The computer science course here at MAMS, taught by Mrs. Taricco, covers everything on the AP CS curriculum and much more. We started off the year working in HTML and learning how to write content for our personal websites. We then began to work with CSS code to structure and add style to the sites. Using both languages we were able to produce a (hopefully) working website on which you are reading this!
This programming challenge was given to us in our introduction to Arrays and is meant to take in any positive number as an input. The program will then find and display every prime up to that number using an array of booleans and index values.
Bulgarian solitaire was a game that we were introduced to first with physical playing cards and learned that when separating any triangular number of cards into random numbers of random-sized piles you could always win the game. By taking the specific steps of the game, you can always rearrange the piles to get a pile of one, two, three until all cards are used. We wrote this program to demonstrate this concept by virtually playing the game with any number of cards and always reaching this outcome.
Many small business employers, especially those who have just recently started their business or just started hiring other employees, often struggle with forming a coherent team of employees. When one is trying to run their small business almost completely by themselves while training new employees, one of these duties might suffer in quality or time allotted. These new managers must navigate the training process without the guidance of corporate training standards like standardized videos and protocols and instead have to develop their own way to train their employees. If the owner does not have time or resources to train new employees themselves the duty might fall into the hands of more experienced employees, but in that case, it can lead to a disconnect from what the employer originally desired. It can be quite difficult, not only for new hires but also the whole staff, to keep track of where everything goes in a store and if a manager is not immediately available to ask for assistance, this can lead to confusion throughout the company. A final problem faced by small business owners new to the hiring process is shift management. Shift management systems can be very rudimentary because the employer does not feel the need to standardize a system with so few employees which often leads to unprofessional communication. These problems are placed upon the shoulders of small business owners around the world that might be new to the managing process and can add up quickly, leading to unnecessary stress and decreased efficiency in workflow.
The app will be designed to appeal to small business owners who need to train and manage their employees and will have all the functionality needed by the business owner for their employees to refer to during the working process. EmployBee will act as a reference for employees when concerning specific protocols they would typically ask the owner about. Business owners will use the app to give their workers information about work procedures that the worker may have forgotten or still have yet to learn. The app would also allow business owners to guide new employees through the integration process without dedicating the resources needed for their supervision. The app will be adaptable on an individual basis and managed by the owner of the business. In addition to small businesses, the app could also be extended to managers of larger companies, especially in workplaces divided into several departments such as large retail stores or hospitals. In these cases, the app could be used by managers on a section-by-section basis and be adapted to the individual needs of each business or department.

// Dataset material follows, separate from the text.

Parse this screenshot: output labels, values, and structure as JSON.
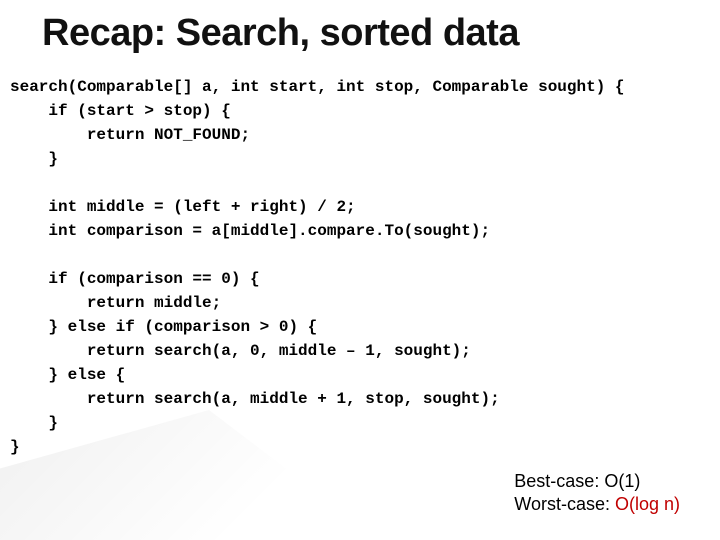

The EmployBee app’s three main points of functionality in descending order of importance are training aid for new employees, task and routine management, and finally scheduling communication. The minimum viable product (MVP) of this app concept is a customizable app of the work environment and a list of what needs to be done during each shift. When a manager creates an EmployBee account, they will be led through a setup process that presents them with a map builder to create an outline for their small business and where everything goes. Once finalized with setup, the map can be zoomed into smaller rooms like storage closets, and locations in that room can be clicked on to bring up labeled images of where things go on the walls and in storage containers like cabinets. Along with a map of where everything goes, a list of tasks for each shift will be available for new employees to make sure they don't miss anything. Many shifts like a night or closing shift will have a list of recurring tasks that need to be completed during every closing shift that can be referenced and checked off to make sure everything gets done every time. A secondary feature set that will be available is a searchable list of protocols for unique situations that new employees may have not yet faced. This interface and its information will be uploaded by the manager during the setup process and employees can access the protocol list through a searchable interface making it easier to react with speed and confidence in new situations. The final feature of this app is shift management and communication meaning employers are able to set and share their weekly schedules through the app. Employees can access these schedules to confirm what days and times they are working but can also reach out to the managers directly through the app with scheduling conflicts and requests for switches and time off. With all of these features built directly into the EmployBee app, if used properly, any small business can ensure all new employees train quicker than ever and feel comfortable in their new environment with access to locations of everything in the store as well as protocol for any situation they may encounter.